“Exponential times”: A spectre haunts the video’s premise: that of the technological singularity — a hypothetical point of cybernetic development beyond which the machines become self-aware and rapidly accelerate the pace and scale of technological change. (See Ray Kurzweil’s The Singularity is Near.) The implications of this premise will be clarified in what follows.

“There are 5x as many English words as in Shakespeare’s time”: This is specious, as historicizing goes, but it’s of a piece with the video’s unproblematized and fetishized keyword, Information. (On which more soon.) It’s specious because it serves the contemporary picture being sketched at the cost of historical knowledge. For starters, there was neither spelling as we know it nor dictionaries in Shakespeare’s time, and it’s only after such institutions arise that language becomes standardized and quantifiable. Moreover, the polysemy (multiplicity of meaning) and rich resonance of vocabulary in Elizabethan English scrambles the attempt to quantify it anyway: what does it mean to count 5 times as many words in modern English when their meanings are generally so much narrower and less ambiguous than in Shakespeare’s time? (“Ejaculation” is a great example of a formerly multiple-meaning word now confied to one very specific meaning…and one that will probably draw trolls to this blog.)

“A week’s worth of the New York Times contains more information than a person was likely to come across in a lifetime in the 18th century”: Similarly specious ‘historicizing’ is at work here, more clearly tied to the video’s major keyword, Information. What is Information, exactly? My favourite answer is Dr. Susan Brown’s economical definition: “Information is a fantasy.” That is, it’s a way to describe knowledge that presumes that the data exists distinctly from its interpretation, with “the problematic
implication that such raw perceptual input can actually be separated from the work of signification” (Terranova 287). In a relatively rigorous historicizing exercise, Shunya Yoshimi reads the hegemonic quantifiability of Information as a development integral to capitalism and instrumental to state militaries:

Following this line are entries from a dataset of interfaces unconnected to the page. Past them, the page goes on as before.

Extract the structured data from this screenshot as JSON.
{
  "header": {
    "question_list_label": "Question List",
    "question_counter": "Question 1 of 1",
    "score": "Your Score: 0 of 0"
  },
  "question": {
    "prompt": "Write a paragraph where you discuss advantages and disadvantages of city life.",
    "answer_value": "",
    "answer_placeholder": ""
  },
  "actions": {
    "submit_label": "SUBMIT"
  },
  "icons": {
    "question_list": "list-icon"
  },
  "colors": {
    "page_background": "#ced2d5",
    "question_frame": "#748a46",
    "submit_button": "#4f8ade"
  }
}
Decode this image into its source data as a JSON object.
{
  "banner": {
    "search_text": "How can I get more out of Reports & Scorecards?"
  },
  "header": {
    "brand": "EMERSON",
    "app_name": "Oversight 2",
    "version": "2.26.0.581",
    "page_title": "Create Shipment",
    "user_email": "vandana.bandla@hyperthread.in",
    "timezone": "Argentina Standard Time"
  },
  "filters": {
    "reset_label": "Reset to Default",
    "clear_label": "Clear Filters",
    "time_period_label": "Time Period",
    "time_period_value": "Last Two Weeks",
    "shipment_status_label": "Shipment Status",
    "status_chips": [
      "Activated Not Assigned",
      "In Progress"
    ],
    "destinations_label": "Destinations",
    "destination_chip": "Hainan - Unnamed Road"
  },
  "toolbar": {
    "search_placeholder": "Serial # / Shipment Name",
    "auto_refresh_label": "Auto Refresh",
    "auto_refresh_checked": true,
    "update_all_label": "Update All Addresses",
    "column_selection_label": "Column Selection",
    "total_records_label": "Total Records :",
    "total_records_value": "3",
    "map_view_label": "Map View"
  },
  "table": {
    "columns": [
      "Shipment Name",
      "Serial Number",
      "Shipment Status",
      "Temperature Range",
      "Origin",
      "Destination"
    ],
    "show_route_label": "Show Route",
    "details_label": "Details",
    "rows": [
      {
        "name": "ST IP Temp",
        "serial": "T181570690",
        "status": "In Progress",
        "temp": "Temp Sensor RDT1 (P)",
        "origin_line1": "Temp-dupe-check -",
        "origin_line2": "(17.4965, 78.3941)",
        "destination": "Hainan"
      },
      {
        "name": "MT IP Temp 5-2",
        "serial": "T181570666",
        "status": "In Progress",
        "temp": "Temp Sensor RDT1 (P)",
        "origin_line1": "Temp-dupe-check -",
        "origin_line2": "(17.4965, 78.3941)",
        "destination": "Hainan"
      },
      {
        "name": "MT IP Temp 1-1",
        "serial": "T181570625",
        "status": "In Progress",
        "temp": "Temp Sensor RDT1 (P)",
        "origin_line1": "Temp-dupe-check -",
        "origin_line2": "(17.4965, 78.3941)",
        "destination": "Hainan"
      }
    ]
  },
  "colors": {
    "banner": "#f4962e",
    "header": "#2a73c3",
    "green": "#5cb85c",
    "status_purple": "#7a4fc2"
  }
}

The generalization of the information concept from a specialized military term to a concept of broad social application occurred during the period when society as a whole became militarized in the 1930s and 1940s. With the development of systematic information theory and the spread of computers in society, the military associations of the information concept gradually became obscured. It thus took on the appearance of an inherently neutral and universal concept.

Yoshimi concludes that “we must be vigilant about exactly what is happening in the conceptualization process when diverse phenomena are categorized and highlighted as forms of ‘information’” (277). Given the “Did you know” video’s presumption of an Anglo-American audience and its preoccupation with the global Others of that audience — namely, India and China — Yoshimi’s is a significant caution. The “singularity” conjured in the video is none Other than the combined forces of English language learning and tech-sector development in these nations, a spectre of outsourcing and cultural appropriation, both of which the video implies are threats to the employment and identity of US citizens. The spectre of the technological singularity that underwrites this particular ‘fantasy of information,’ then, is a menacing hybrid (a “scandalous body,” to borrow Smaro Kamboureli’s term) manufactured of cybernetic and exotically racialized components. That the implied threat to Anglo-American cultural identity is actually advanced rather than countered by the video’s specious exercises in historical contrasts between early modern and “exponential times” is perhaps the text’s crowning irony.

References
Kamboureli, Smaro. Scandalous Bodies: Diasporic Literature in English Canada. Toronto: Oxford UP, 2000.
Kurzweil, Ray. The Singularity is Near: When Humans Transcend Biology. New York: Viking Penguin, 2005.
Terranova, Tiziana. “The Concept of Information.” Theory, Culture and Society 23.2 (2006): 286-87.
Yoshimi, Shunya. “Information.” Theory, Culture and Society 23.2 (2006): 271-78.